| May 31, 2024 1:00 AM

If your 11-year-old son’s piggy bank is empty but he smells like he just stepped out of a resort spa, be afraid.

Be very afraid.

Your lad just might be a soldier in the growing army of olfactory warriors taking orders from — or at least, following the highly scented leads of — TikTok influencers. 

Just follow your sniffer and check Joey’s, Johnny’s or Davey’s online history. There’s a good chance that you’ll discover your son has cached half a dozen bottles of expensive men’s cologne — we’re talking $100 a bitty bottle and up — and that your quest will end in the shady domain of TikTok.

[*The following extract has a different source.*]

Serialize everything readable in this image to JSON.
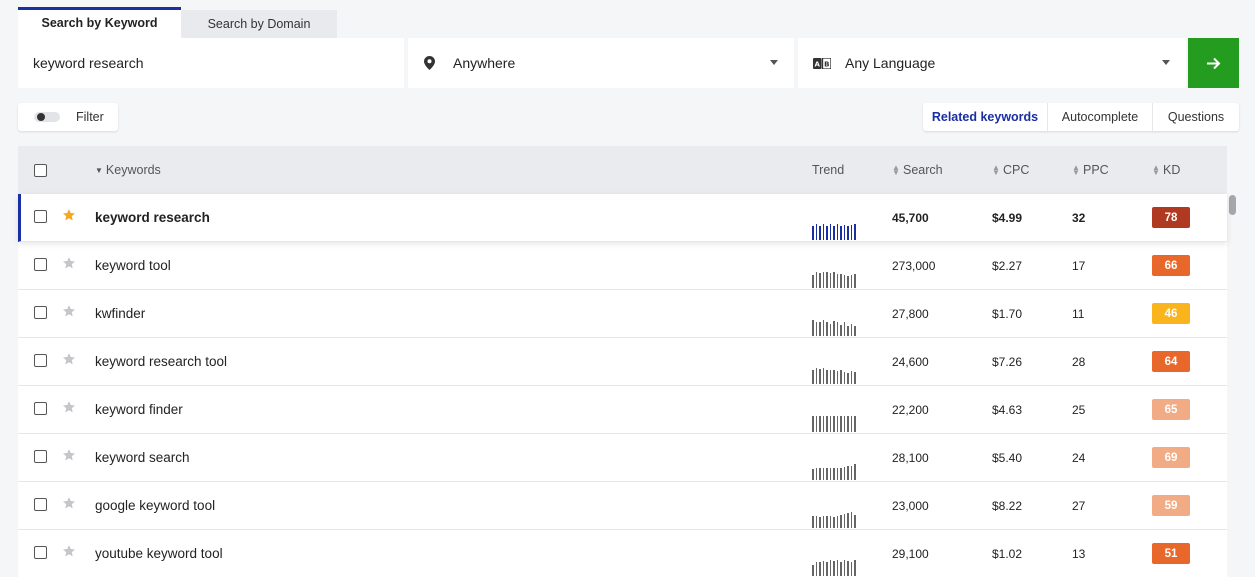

And here all of us older, boring-smelling citizens have been fretting over TikTok influencing American elections while gathering enough personal information to blackmail the masses and cause every computer cloud to burst. To our embarrassment, we find that their insidious plot all along has been not to take over the world, but to enrich cologne manufacturers and make millionaires of young masculinely scented males who star on the TikTok platform.

While this editorial should be taken for what it is — mildly satirical, though the nose plugs are no laughing matter — what’s happening to a generation of young males does illustrate how powerful certain forms of social media can be.

According to a superb article recently in The New York Times, boys across the country are investing heavily in “smellmaxxing,” which is exactly what it smells like. Er, sounds like.

“I don’t think I’ve ever smelled Axe,” a 14-year-old boy in Chicago told reporter Callie Holtermann. The kid considers his stash of Tom Ford’s Tobacco Vanille — which goes for nearly $300 per bottle — his signature scent.

The trend does have its humorous aspects. Some of the boys Holtermann interviewed use phrases like “a really good honey note” and “a lot spicier and a little bit darker” to describe some of these costly colognes. 

And yes, the sellers who are waking up to the fact that teen boys’ spending on fragrance has increased 26 percent since last spring are laughing all the way to the bank.

But what does it mean?

For those of us who grew up spending our allowance and odd-job nickels and dimes on comic books and baseball cards, this latest phenomenon is simply a mind blower. Maybe it’s not absolute proof that the end is near, but it smells suspiciously like a damning legal exhibit in the case exposing humankind’s misplaced priorities and marketing manipulability. 

A middle-school PE teacher in South Carolina speaks for many of us dinosaurs when she shakes her head at 11-year-old students toting $160 bottles of cologne in their backpacks.

“Sometimes,” she told the Times reporter, “I’d rather take the B.O.”